PROBLEM TO WORK ON ->
Report each line of the records below that uses the word "true".

--

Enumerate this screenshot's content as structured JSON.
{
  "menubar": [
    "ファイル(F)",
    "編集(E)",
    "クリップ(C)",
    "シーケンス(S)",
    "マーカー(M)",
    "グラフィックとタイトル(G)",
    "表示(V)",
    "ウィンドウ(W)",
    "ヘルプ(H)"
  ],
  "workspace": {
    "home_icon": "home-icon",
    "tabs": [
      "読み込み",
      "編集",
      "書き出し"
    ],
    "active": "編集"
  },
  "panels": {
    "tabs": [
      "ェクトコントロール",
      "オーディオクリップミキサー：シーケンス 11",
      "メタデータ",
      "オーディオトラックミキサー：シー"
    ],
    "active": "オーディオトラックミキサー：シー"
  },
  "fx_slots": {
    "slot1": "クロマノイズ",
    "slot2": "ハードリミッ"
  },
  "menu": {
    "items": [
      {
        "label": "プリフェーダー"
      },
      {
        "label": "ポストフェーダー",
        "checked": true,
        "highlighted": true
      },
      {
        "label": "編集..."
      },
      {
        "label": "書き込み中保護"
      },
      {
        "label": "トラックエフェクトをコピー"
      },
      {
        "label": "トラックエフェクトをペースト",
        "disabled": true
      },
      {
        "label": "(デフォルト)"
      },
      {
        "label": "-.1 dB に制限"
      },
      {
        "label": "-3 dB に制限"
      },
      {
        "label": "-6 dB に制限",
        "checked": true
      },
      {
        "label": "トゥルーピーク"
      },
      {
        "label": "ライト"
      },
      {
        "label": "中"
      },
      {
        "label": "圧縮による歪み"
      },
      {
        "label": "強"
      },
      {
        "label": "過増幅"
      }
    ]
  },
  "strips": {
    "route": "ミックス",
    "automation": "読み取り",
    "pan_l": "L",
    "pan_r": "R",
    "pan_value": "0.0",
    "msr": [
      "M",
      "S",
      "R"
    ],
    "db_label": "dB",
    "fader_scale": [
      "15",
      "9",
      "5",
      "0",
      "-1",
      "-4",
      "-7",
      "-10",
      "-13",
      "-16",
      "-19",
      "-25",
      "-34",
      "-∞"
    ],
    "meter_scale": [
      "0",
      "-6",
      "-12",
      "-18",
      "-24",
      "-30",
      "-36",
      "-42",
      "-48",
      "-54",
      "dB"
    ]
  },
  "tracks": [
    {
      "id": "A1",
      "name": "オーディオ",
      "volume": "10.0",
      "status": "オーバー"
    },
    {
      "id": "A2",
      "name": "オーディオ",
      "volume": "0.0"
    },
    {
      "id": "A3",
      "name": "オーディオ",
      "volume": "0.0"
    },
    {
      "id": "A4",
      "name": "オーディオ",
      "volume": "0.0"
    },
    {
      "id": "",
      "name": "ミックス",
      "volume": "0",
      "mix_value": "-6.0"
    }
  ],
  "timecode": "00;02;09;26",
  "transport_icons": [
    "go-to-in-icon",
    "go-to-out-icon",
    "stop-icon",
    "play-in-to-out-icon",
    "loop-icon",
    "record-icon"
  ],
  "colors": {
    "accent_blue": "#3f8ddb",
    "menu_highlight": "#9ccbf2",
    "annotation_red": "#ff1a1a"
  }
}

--

WRITTEN ANSWER ->
        "checked": true,
        "highlighted": true
        "disabled": true
        "checked": true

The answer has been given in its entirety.